## [Goal of the exercise]
Keep the lines exact and the pictures out as you repeat the following listing.

## [Extracted material]
----------------------------------------

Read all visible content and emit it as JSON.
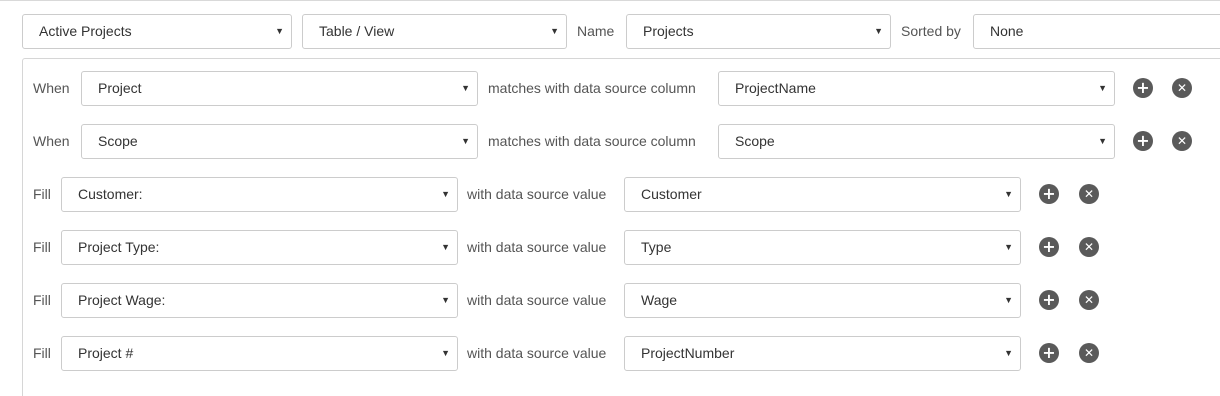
{
  "top": {
    "view_select": "Active Projects",
    "type_select": "Table / View",
    "name_label": "Name",
    "name_select": "Projects",
    "sorted_label": "Sorted by",
    "sorted_select": "None"
  },
  "rules": [
    {
      "kind": "When",
      "field": "Project",
      "connector": "matches with data source column",
      "source": "ProjectName"
    },
    {
      "kind": "When",
      "field": "Scope",
      "connector": "matches with data source column",
      "source": "Scope"
    },
    {
      "kind": "Fill",
      "field": "Customer:",
      "connector": "with data source value",
      "source": "Customer"
    },
    {
      "kind": "Fill",
      "field": "Project Type:",
      "connector": "with data source value",
      "source": "Type"
    },
    {
      "kind": "Fill",
      "field": "Project Wage:",
      "connector": "with data source value",
      "source": "Wage"
    },
    {
      "kind": "Fill",
      "field": "Project #",
      "connector": "with data source value",
      "source": "ProjectNumber"
    }
  ],
  "icons": {
    "dropdown": "caret-down-icon",
    "add": "plus-circle-icon",
    "remove": "x-circle-icon"
  },
  "colors": {
    "border": "#cccccc",
    "icon_fill": "#5a5a5a",
    "label_text": "#555555"
  }
}
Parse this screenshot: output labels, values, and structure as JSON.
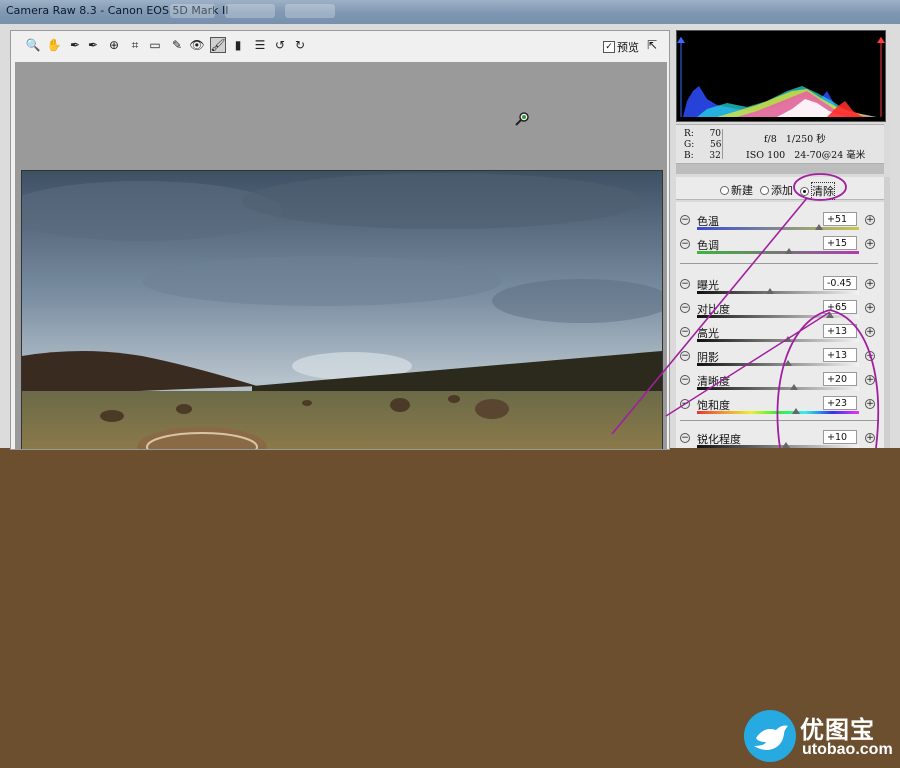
{
  "window": {
    "title": "Camera Raw 8.3 -  Canon EOS 5D Mark II"
  },
  "toolbar": {
    "tools": [
      {
        "name": "zoom-tool-icon",
        "glyph": "🔍"
      },
      {
        "name": "hand-tool-icon",
        "glyph": "✋"
      },
      {
        "name": "white-balance-tool-icon",
        "glyph": "✒"
      },
      {
        "name": "color-sampler-tool-icon",
        "glyph": "✒"
      },
      {
        "name": "targeted-adjustment-tool-icon",
        "glyph": "⊕"
      },
      {
        "name": "crop-tool-icon",
        "glyph": "⌗"
      },
      {
        "name": "straighten-tool-icon",
        "glyph": "▭"
      },
      {
        "name": "spot-removal-tool-icon",
        "glyph": "✎"
      },
      {
        "name": "red-eye-removal-tool-icon",
        "glyph": "👁"
      },
      {
        "name": "adjustment-brush-tool-icon",
        "glyph": "🖌"
      },
      {
        "name": "graduated-filter-tool-icon",
        "glyph": "▮"
      },
      {
        "name": "preferences-icon",
        "glyph": "☰"
      },
      {
        "name": "rotate-ccw-icon",
        "glyph": "↺"
      },
      {
        "name": "rotate-cw-icon",
        "glyph": "↻"
      }
    ],
    "preview_label": "预览",
    "preview_checked": true
  },
  "info": {
    "r_label": "R:",
    "r_value": "70",
    "g_label": "G:",
    "g_value": "56",
    "b_label": "B:",
    "b_value": "32",
    "aperture": "f/8",
    "shutter": "1/250 秒",
    "iso": "ISO 100",
    "lens": "24-70@24 毫米"
  },
  "modes": [
    {
      "label": "新建",
      "selected": false
    },
    {
      "label": "添加",
      "selected": false
    },
    {
      "label": "清除",
      "selected": true
    }
  ],
  "sliders": [
    {
      "key": "temperature",
      "label": "色温",
      "value": "+51",
      "level": 0.75
    },
    {
      "key": "tint",
      "label": "色调",
      "value": "+15",
      "level": 0.57
    },
    {
      "key": "exposure",
      "label": "曝光",
      "value": "-0.45",
      "level": 0.45
    },
    {
      "key": "contrast",
      "label": "对比度",
      "value": "+65",
      "level": 0.82
    },
    {
      "key": "highlights",
      "label": "高光",
      "value": "+13",
      "level": 0.56
    },
    {
      "key": "shadows",
      "label": "阴影",
      "value": "+13",
      "level": 0.56
    },
    {
      "key": "clarity",
      "label": "清晰度",
      "value": "+20",
      "level": 0.6
    },
    {
      "key": "saturation",
      "label": "饱和度",
      "value": "+23",
      "level": 0.61
    },
    {
      "key": "sharpness",
      "label": "锐化程度",
      "value": "+10",
      "level": 0.55
    }
  ],
  "colors": {
    "annotation": "#a11fa0",
    "background": "#6b4f2e"
  },
  "watermark": {
    "name": "优图宝",
    "url": "utobao.com"
  }
}
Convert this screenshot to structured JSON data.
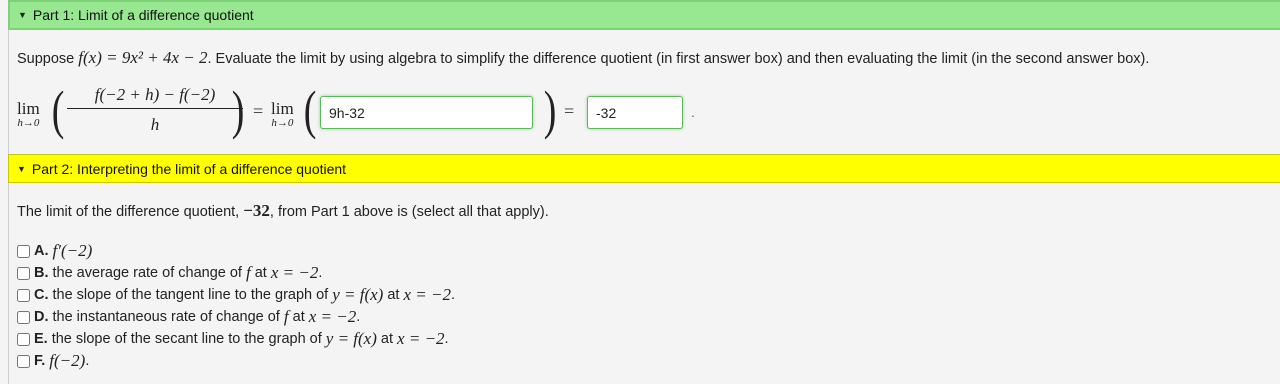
{
  "part1": {
    "header": "Part 1: Limit of a difference quotient",
    "intro_prefix": "Suppose",
    "intro_function": "f(x) = 9x² + 4x − 2",
    "intro_suffix": ". Evaluate the limit by using algebra to simplify the difference quotient (in first answer box) and then evaluating the limit (in the second answer box).",
    "lim_word": "lim",
    "lim_sub": "h→0",
    "numerator": "f(−2 + h) − f(−2)",
    "denominator": "h",
    "equals": "=",
    "answer1": "9h-32",
    "answer2": "-32",
    "trailing": "."
  },
  "part2": {
    "header": "Part 2: Interpreting the limit of a difference quotient",
    "question_prefix": "The limit of the difference quotient,",
    "question_value": "−32",
    "question_suffix": ", from Part 1 above is (select all that apply).",
    "options": [
      {
        "letter": "A.",
        "parts": [
          {
            "m": "f′(−2)"
          }
        ]
      },
      {
        "letter": "B.",
        "parts": [
          {
            "t": "the average rate of change of "
          },
          {
            "m": "f"
          },
          {
            "t": " at "
          },
          {
            "m": "x = −2"
          },
          {
            "t": "."
          }
        ]
      },
      {
        "letter": "C.",
        "parts": [
          {
            "t": "the slope of the tangent line to the graph of "
          },
          {
            "m": "y = f(x)"
          },
          {
            "t": " at "
          },
          {
            "m": "x = −2"
          },
          {
            "t": "."
          }
        ]
      },
      {
        "letter": "D.",
        "parts": [
          {
            "t": "the instantaneous rate of change of "
          },
          {
            "m": "f"
          },
          {
            "t": " at "
          },
          {
            "m": "x = −2"
          },
          {
            "t": "."
          }
        ]
      },
      {
        "letter": "E.",
        "parts": [
          {
            "t": "the slope of the secant line to the graph of "
          },
          {
            "m": "y = f(x)"
          },
          {
            "t": " at "
          },
          {
            "m": "x = −2"
          },
          {
            "t": "."
          }
        ]
      },
      {
        "letter": "F.",
        "parts": [
          {
            "m": "f(−2)"
          },
          {
            "t": "."
          }
        ]
      }
    ]
  }
}
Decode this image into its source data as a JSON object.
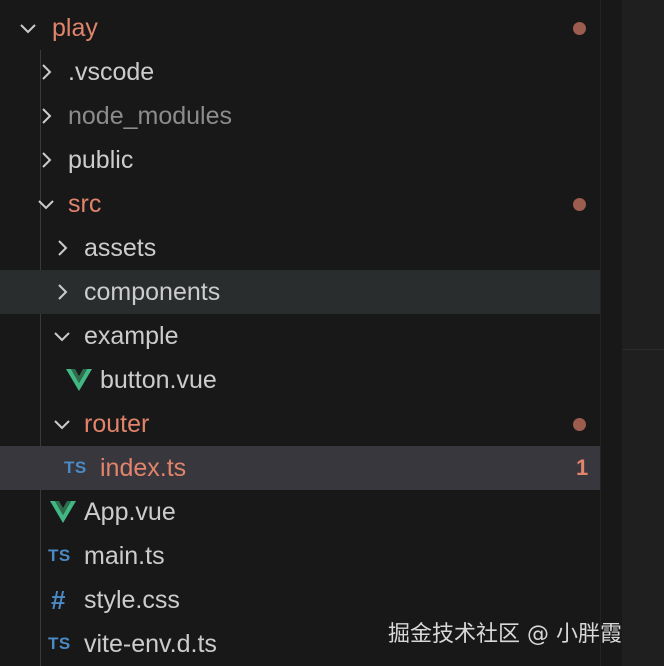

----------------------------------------

## [Reply]
Read all visible content and emit it as JSON.
{
  "top": {
    "view_select": "Active Projects",
    "type_select": "Table / View",
    "name_label": "Name",
    "name_select": "Projects",
    "sorted_label": "Sorted by",
    "sorted_select": "None"
  },
  "rules": [
    {
      "kind": "When",
      "field": "Project",
      "connector": "matches with data source column",
      "source": "ProjectName"
    },
    {
      "kind": "When",
      "field": "Scope",
      "connector": "matches with data source column",
      "source": "Scope"
    },
    {
      "kind": "Fill",
      "field": "Customer:",
      "connector": "with data source value",
      "source": "Customer"
    },
    {
      "kind": "Fill",
      "field": "Project Type:",
      "connector": "with data source value",
      "source": "Type"
    },
    {
      "kind": "Fill",
      "field": "Project Wage:",
      "connector": "with data source value",
      "source": "Wage"
    },
    {
      "kind": "Fill",
      "field": "Project #",
      "connector": "with data source value",
      "source": "ProjectNumber"
    }
  ],
  "icons": {
    "dropdown": "caret-down-icon",
    "add": "plus-circle-icon",
    "remove": "x-circle-icon"
  },
  "colors": {
    "border": "#cccccc",
    "icon_fill": "#5a5a5a",
    "label_text": "#555555"
  }
}
Parse this screenshot: output labels, values, and structure as JSON.
{
  "window": {
    "title": "Camera Raw 8.3 -  Canon EOS 5D Mark II"
  },
  "toolbar": {
    "tools": [
      {
        "name": "zoom-tool-icon",
        "glyph": "🔍"
      },
      {
        "name": "hand-tool-icon",
        "glyph": "✋"
      },
      {
        "name": "white-balance-tool-icon",
        "glyph": "✒"
      },
      {
        "name": "color-sampler-tool-icon",
        "glyph": "✒"
      },
      {
        "name": "targeted-adjustment-tool-icon",
        "glyph": "⊕"
      },
      {
        "name": "crop-tool-icon",
        "glyph": "⌗"
      },
      {
        "name": "straighten-tool-icon",
        "glyph": "▭"
      },
      {
        "name": "spot-removal-tool-icon",
        "glyph": "✎"
      },
      {
        "name": "red-eye-removal-tool-icon",
        "glyph": "👁"
      },
      {
        "name": "adjustment-brush-tool-icon",
        "glyph": "🖌"
      },
      {
        "name": "graduated-filter-tool-icon",
        "glyph": "▮"
      },
      {
        "name": "preferences-icon",
        "glyph": "☰"
      },
      {
        "name": "rotate-ccw-icon",
        "glyph": "↺"
      },
      {
        "name": "rotate-cw-icon",
        "glyph": "↻"
      }
    ],
    "preview_label": "预览",
    "preview_checked": true
  },
  "info": {
    "r_label": "R:",
    "r_value": "70",
    "g_label": "G:",
    "g_value": "56",
    "b_label": "B:",
    "b_value": "32",
    "aperture": "f/8",
    "shutter": "1/250 秒",
    "iso": "ISO 100",
    "lens": "24-70@24 毫米"
  },
  "modes": [
    {
      "label": "新建",
      "selected": false
    },
    {
      "label": "添加",
      "selected": false
    },
    {
      "label": "清除",
      "selected": true
    }
  ],
  "sliders": [
    {
      "key": "temperature",
      "label": "色温",
      "value": "+51",
      "level": 0.75
    },
    {
      "key": "tint",
      "label": "色调",
      "value": "+15",
      "level": 0.57
    },
    {
      "key": "exposure",
      "label": "曝光",
      "value": "-0.45",
      "level": 0.45
    },
    {
      "key": "contrast",
      "label": "对比度",
      "value": "+65",
      "level": 0.82
    },
    {
      "key": "highlights",
      "label": "高光",
      "value": "+13",
      "level": 0.56
    },
    {
      "key": "shadows",
      "label": "阴影",
      "value": "+13",
      "level": 0.56
    },
    {
      "key": "clarity",
      "label": "清晰度",
      "value": "+20",
      "level": 0.6
    },
    {
      "key": "saturation",
      "label": "饱和度",
      "value": "+23",
      "level": 0.61
    },
    {
      "key": "sharpness",
      "label": "锐化程度",
      "value": "+10",
      "level": 0.55
    }
  ],
  "colors": {
    "annotation": "#a11fa0",
    "background": "#6b4f2e"
  },
  "watermark": {
    "name": "优图宝",
    "url": "utobao.com"
  }
}
Convert this screenshot to structured JSON data.
{
  "part1": {
    "header": "Part 1: Limit of a difference quotient",
    "intro_prefix": "Suppose",
    "intro_function": "f(x) = 9x² + 4x − 2",
    "intro_suffix": ". Evaluate the limit by using algebra to simplify the difference quotient (in first answer box) and then evaluating the limit (in the second answer box).",
    "lim_word": "lim",
    "lim_sub": "h→0",
    "numerator": "f(−2 + h) − f(−2)",
    "denominator": "h",
    "equals": "=",
    "answer1": "9h-32",
    "answer2": "-32",
    "trailing": "."
  },
  "part2": {
    "header": "Part 2: Interpreting the limit of a difference quotient",
    "question_prefix": "The limit of the difference quotient,",
    "question_value": "−32",
    "question_suffix": ", from Part 1 above is (select all that apply).",
    "options": [
      {
        "letter": "A.",
        "parts": [
          {
            "m": "f′(−2)"
          }
        ]
      },
      {
        "letter": "B.",
        "parts": [
          {
            "t": "the average rate of change of "
          },
          {
            "m": "f"
          },
          {
            "t": " at "
          },
          {
            "m": "x = −2"
          },
          {
            "t": "."
          }
        ]
      },
      {
        "letter": "C.",
        "parts": [
          {
            "t": "the slope of the tangent line to the graph of "
          },
          {
            "m": "y = f(x)"
          },
          {
            "t": " at "
          },
          {
            "m": "x = −2"
          },
          {
            "t": "."
          }
        ]
      },
      {
        "letter": "D.",
        "parts": [
          {
            "t": "the instantaneous rate of change of "
          },
          {
            "m": "f"
          },
          {
            "t": " at "
          },
          {
            "m": "x = −2"
          },
          {
            "t": "."
          }
        ]
      },
      {
        "letter": "E.",
        "parts": [
          {
            "t": "the slope of the secant line to the graph of "
          },
          {
            "m": "y = f(x)"
          },
          {
            "t": " at "
          },
          {
            "m": "x = −2"
          },
          {
            "t": "."
          }
        ]
      },
      {
        "letter": "F.",
        "parts": [
          {
            "m": "f(−2)"
          },
          {
            "t": "."
          }
        ]
      }
    ]
  }
}
Decode this image into its source data as a JSON object.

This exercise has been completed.